-- Entries provided follows --

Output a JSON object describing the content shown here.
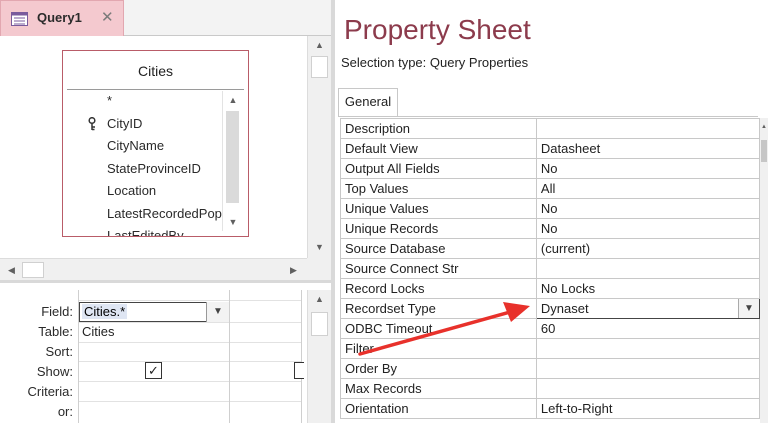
{
  "tab": {
    "label": "Query1",
    "close_glyph": "✕"
  },
  "table": {
    "title": "Cities",
    "fields": [
      "*",
      "CityID",
      "CityName",
      "StateProvinceID",
      "Location",
      "LatestRecordedPop",
      "LastEditedBy"
    ]
  },
  "grid": {
    "row_labels": [
      "Field:",
      "Table:",
      "Sort:",
      "Show:",
      "Criteria:",
      "or:"
    ],
    "field_value": "Cities.*",
    "table_value": "Cities",
    "show_checked": true
  },
  "property_sheet": {
    "title": "Property Sheet",
    "selection_type": "Selection type:  Query Properties",
    "tab_label": "General",
    "properties": [
      {
        "name": "Description",
        "value": ""
      },
      {
        "name": "Default View",
        "value": "Datasheet"
      },
      {
        "name": "Output All Fields",
        "value": "No"
      },
      {
        "name": "Top Values",
        "value": "All"
      },
      {
        "name": "Unique Values",
        "value": "No"
      },
      {
        "name": "Unique Records",
        "value": "No"
      },
      {
        "name": "Source Database",
        "value": "(current)"
      },
      {
        "name": "Source Connect Str",
        "value": ""
      },
      {
        "name": "Record Locks",
        "value": "No Locks"
      },
      {
        "name": "Recordset Type",
        "value": "Dynaset"
      },
      {
        "name": "ODBC Timeout",
        "value": "60"
      },
      {
        "name": "Filter",
        "value": ""
      },
      {
        "name": "Order By",
        "value": ""
      },
      {
        "name": "Max Records",
        "value": ""
      },
      {
        "name": "Orientation",
        "value": "Left-to-Right"
      }
    ]
  },
  "colors": {
    "accent_tab": "#f4c9cf",
    "title_color": "#8c3b4c",
    "arrow": "#e8312b"
  },
  "icons": {
    "query_tab": "query-design-icon",
    "primary_key": "key-icon",
    "dropdown": "chevron-down-icon"
  }
}
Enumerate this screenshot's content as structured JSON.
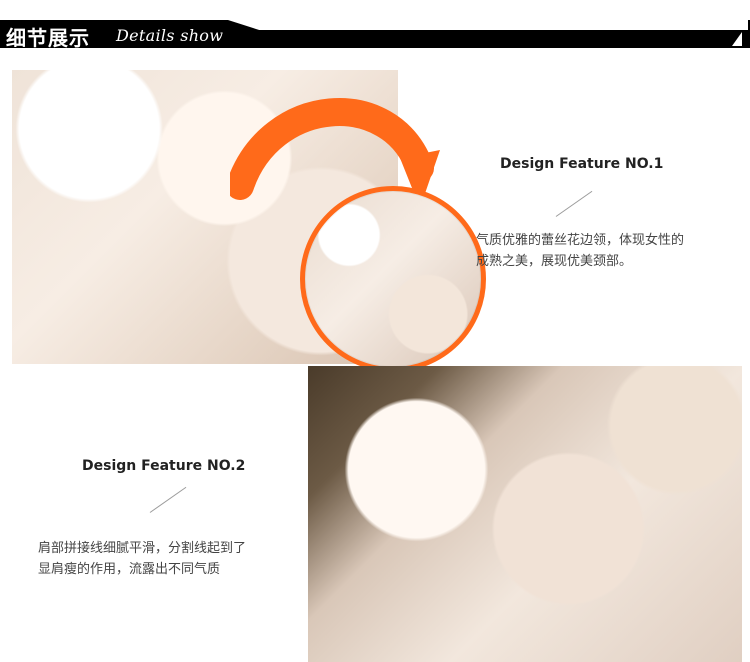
{
  "header": {
    "title_cn": "细节展示",
    "title_en": "Details show"
  },
  "features": [
    {
      "title": "Design Feature NO.1",
      "desc_line1": "气质优雅的蕾丝花边领，体现女性的",
      "desc_line2": "成熟之美，展现优美颈部。"
    },
    {
      "title": "Design Feature NO.2",
      "desc_line1": "肩部拼接线细腻平滑，分割线起到了",
      "desc_line2": "显肩瘦的作用，流露出不同气质"
    }
  ],
  "colors": {
    "accent": "#ff6a1a",
    "header_bg": "#000000",
    "header_text": "#ffffff",
    "text": "#444444"
  },
  "icons": {
    "arrow": "curved-arrow-icon",
    "zoom": "detail-zoom-circle"
  }
}
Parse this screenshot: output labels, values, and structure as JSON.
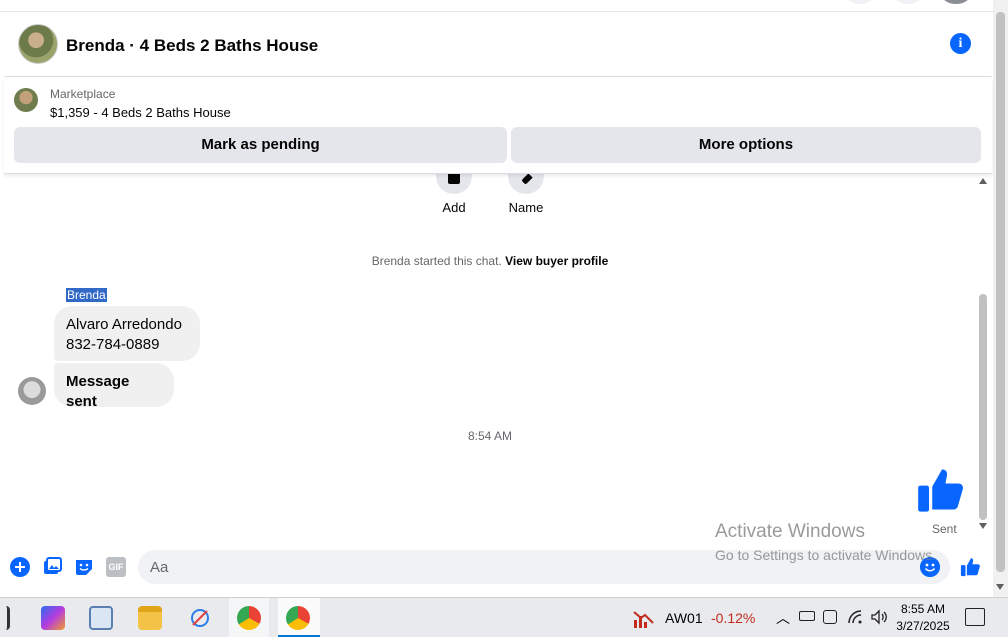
{
  "header": {
    "title": "Brenda · 4 Beds 2 Baths House",
    "info_icon": "info-icon"
  },
  "marketplace": {
    "label": "Marketplace",
    "listing": "$1,359 - 4 Beds 2 Baths House",
    "mark_pending_label": "Mark as pending",
    "more_options_label": "More options"
  },
  "actions": {
    "add_label": "Add",
    "name_label": "Name"
  },
  "chat": {
    "started_text": "Brenda started this chat.",
    "view_profile_label": "View buyer profile",
    "sender_name": "Brenda",
    "message_1_line_1": "Alvaro Arredondo",
    "message_1_line_2": "832-784-0889",
    "message_2": "Message sent",
    "timestamp": "8:54 AM",
    "sent_status": "Sent"
  },
  "composer": {
    "placeholder": "Aa",
    "icons": [
      "plus-icon",
      "image-icon",
      "sticker-icon",
      "gif-icon",
      "emoji-icon",
      "thumbs-up-icon"
    ],
    "gif_label": "GIF"
  },
  "watermark": {
    "line_1": "Activate Windows",
    "line_2": "Go to Settings to activate Windows."
  },
  "taskbar": {
    "stock_symbol": "AW01",
    "stock_change": "-0.12%",
    "time": "8:55 AM",
    "date": "3/27/2025"
  },
  "colors": {
    "accent": "#0866ff",
    "bubble": "#f0f0f0",
    "button": "#e4e6eb",
    "stock_negative": "#c42b1c"
  }
}
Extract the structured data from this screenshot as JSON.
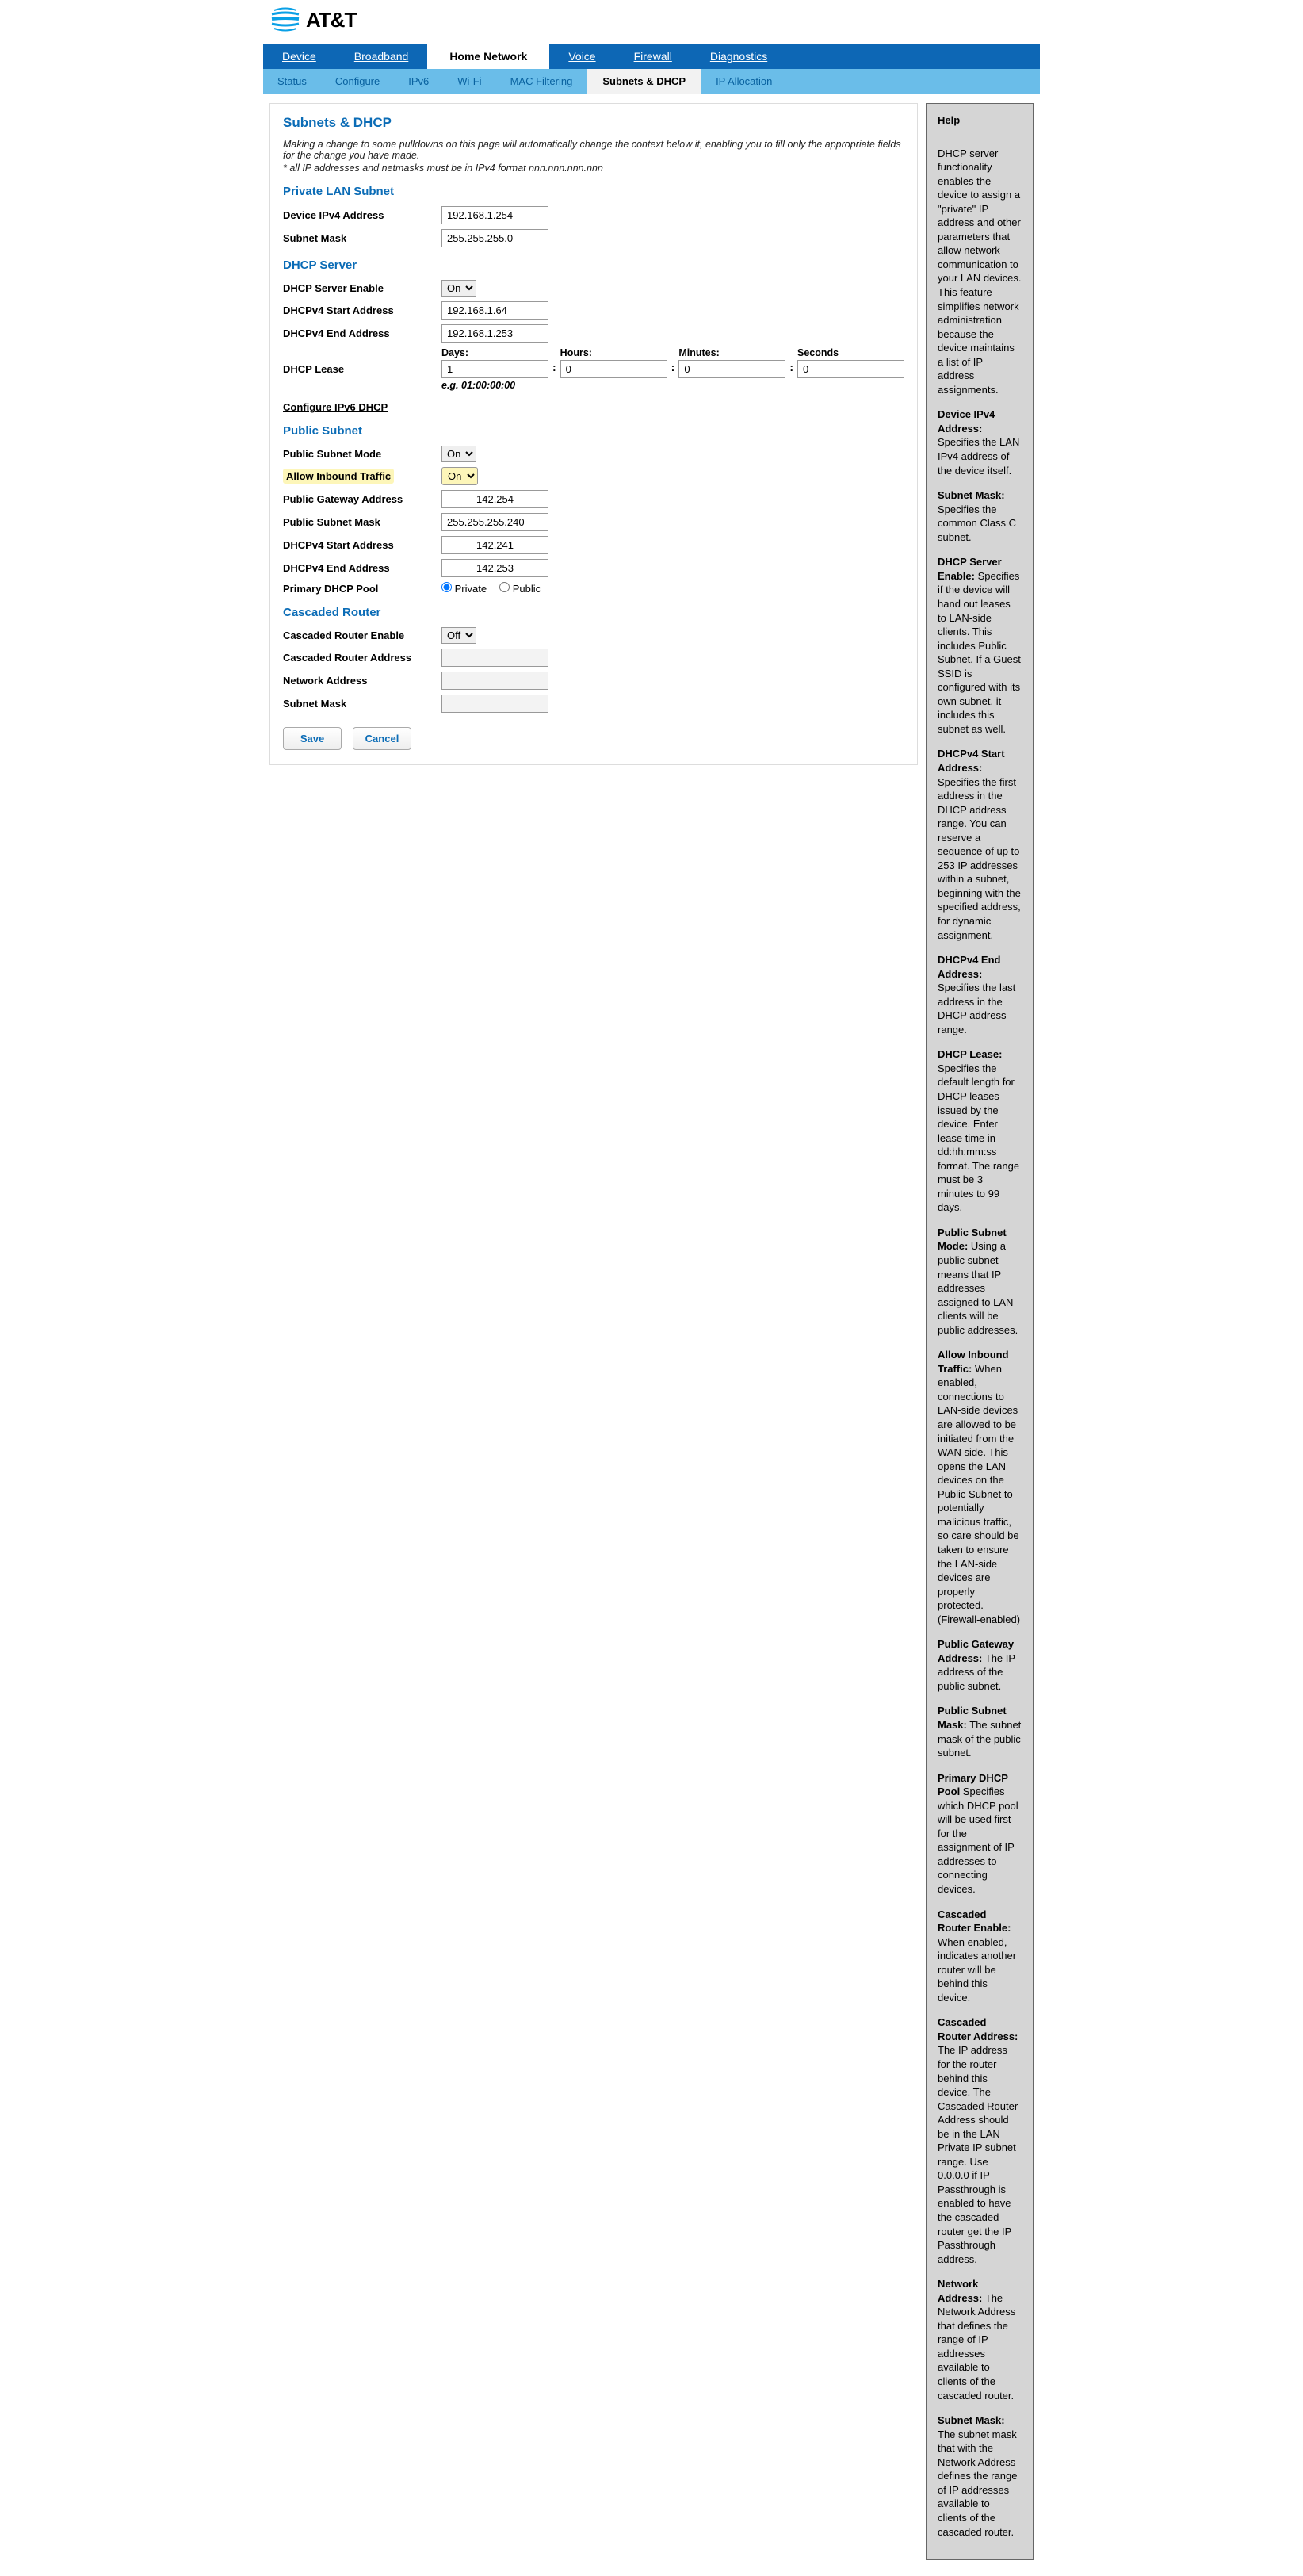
{
  "logo": {
    "text": "AT&T"
  },
  "primary_tabs": [
    "Device",
    "Broadband",
    "Home Network",
    "Voice",
    "Firewall",
    "Diagnostics"
  ],
  "primary_active": 2,
  "secondary_tabs": [
    "Status",
    "Configure",
    "IPv6",
    "Wi-Fi",
    "MAC Filtering",
    "Subnets & DHCP",
    "IP Allocation"
  ],
  "secondary_active": 5,
  "page_title": "Subnets & DHCP",
  "intro_line1": "Making a change to some pulldowns on this page will automatically change the context below it, enabling you to fill only the appropriate fields for the change you have made.",
  "intro_line2": "* all IP addresses and netmasks must be in IPv4 format nnn.nnn.nnn.nnn",
  "private_lan": {
    "heading": "Private LAN Subnet",
    "device_ipv4_label": "Device IPv4 Address",
    "device_ipv4": "192.168.1.254",
    "subnet_mask_label": "Subnet Mask",
    "subnet_mask": "255.255.255.0"
  },
  "dhcp_server": {
    "heading": "DHCP Server",
    "enable_label": "DHCP Server Enable",
    "enable": "On",
    "start_label": "DHCPv4 Start Address",
    "start": "192.168.1.64",
    "end_label": "DHCPv4 End Address",
    "end": "192.168.1.253",
    "lease_label": "DHCP Lease",
    "days_label": "Days:",
    "hours_label": "Hours:",
    "minutes_label": "Minutes:",
    "seconds_label": "Seconds",
    "days": "1",
    "hours": "0",
    "minutes": "0",
    "seconds": "0",
    "eg": "e.g. 01:00:00:00",
    "ipv6_link": "Configure IPv6 DHCP"
  },
  "public_subnet": {
    "heading": "Public Subnet",
    "mode_label": "Public Subnet Mode",
    "mode": "On",
    "allow_inbound_label": "Allow Inbound Traffic",
    "allow_inbound": "On",
    "gateway_label": "Public Gateway Address",
    "gateway": "142.254",
    "mask_label": "Public Subnet Mask",
    "mask": "255.255.255.240",
    "start_label": "DHCPv4 Start Address",
    "start": "142.241",
    "end_label": "DHCPv4 End Address",
    "end": "142.253",
    "pool_label": "Primary DHCP Pool",
    "pool_private": "Private",
    "pool_public": "Public"
  },
  "cascaded": {
    "heading": "Cascaded Router",
    "enable_label": "Cascaded Router Enable",
    "enable": "Off",
    "address_label": "Cascaded Router Address",
    "address": "",
    "network_label": "Network Address",
    "network": "",
    "mask_label": "Subnet Mask",
    "mask": ""
  },
  "buttons": {
    "save": "Save",
    "cancel": "Cancel"
  },
  "help": {
    "title": "Help",
    "p_intro": "DHCP server functionality enables the device to assign a \"private\" IP address and other parameters that allow network communication to your LAN devices. This feature simplifies network administration because the device maintains a list of IP address assignments.",
    "p_device_b": "Device IPv4 Address:",
    "p_device_t": " Specifies the LAN IPv4 address of the device itself.",
    "p_subnet_b": "Subnet Mask:",
    "p_subnet_t": " Specifies the common Class C subnet.",
    "p_dhcpen_b": "DHCP Server Enable:",
    "p_dhcpen_t": " Specifies if the device will hand out leases to LAN-side clients. This includes Public Subnet. If a Guest SSID is configured with its own subnet, it includes this subnet as well.",
    "p_start_b": "DHCPv4 Start Address:",
    "p_start_t": " Specifies the first address in the DHCP address range. You can reserve a sequence of up to 253 IP addresses within a subnet, beginning with the specified address, for dynamic assignment.",
    "p_end_b": "DHCPv4 End Address:",
    "p_end_t": " Specifies the last address in the DHCP address range.",
    "p_lease_b": "DHCP Lease:",
    "p_lease_t": " Specifies the default length for DHCP leases issued by the device. Enter lease time in dd:hh:mm:ss format. The range must be 3 minutes to 99 days.",
    "p_psm_b": "Public Subnet Mode:",
    "p_psm_t": " Using a public subnet means that IP addresses assigned to LAN clients will be public addresses.",
    "p_inbound_b": "Allow Inbound Traffic:",
    "p_inbound_t": " When enabled, connections to LAN-side devices are allowed to be initiated from the WAN side. This opens the LAN devices on the Public Subnet to potentially malicious traffic, so care should be taken to ensure the LAN-side devices are properly protected. (Firewall-enabled)",
    "p_pga_b": "Public Gateway Address:",
    "p_pga_t": " The IP address of the public subnet.",
    "p_psmask_b": "Public Subnet Mask:",
    "p_psmask_t": " The subnet mask of the public subnet.",
    "p_pool_b": "Primary DHCP Pool",
    "p_pool_t": " Specifies which DHCP pool will be used first for the assignment of IP addresses to connecting devices.",
    "p_cre_b": "Cascaded Router Enable:",
    "p_cre_t": " When enabled, indicates another router will be behind this device.",
    "p_cra_b": "Cascaded Router Address:",
    "p_cra_t": " The IP address for the router behind this device. The Cascaded Router Address should be in the LAN Private IP subnet range. Use 0.0.0.0 if IP Passthrough is enabled to have the cascaded router get the IP Passthrough address.",
    "p_na_b": "Network Address:",
    "p_na_t": " The Network Address that defines the range of IP addresses available to clients of the cascaded router.",
    "p_sm_b": "Subnet Mask:",
    "p_sm_t": " The subnet mask that with the Network Address defines the range of IP addresses available to clients of the cascaded router."
  }
}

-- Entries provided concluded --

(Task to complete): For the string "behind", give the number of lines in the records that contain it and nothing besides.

(Solution below): 2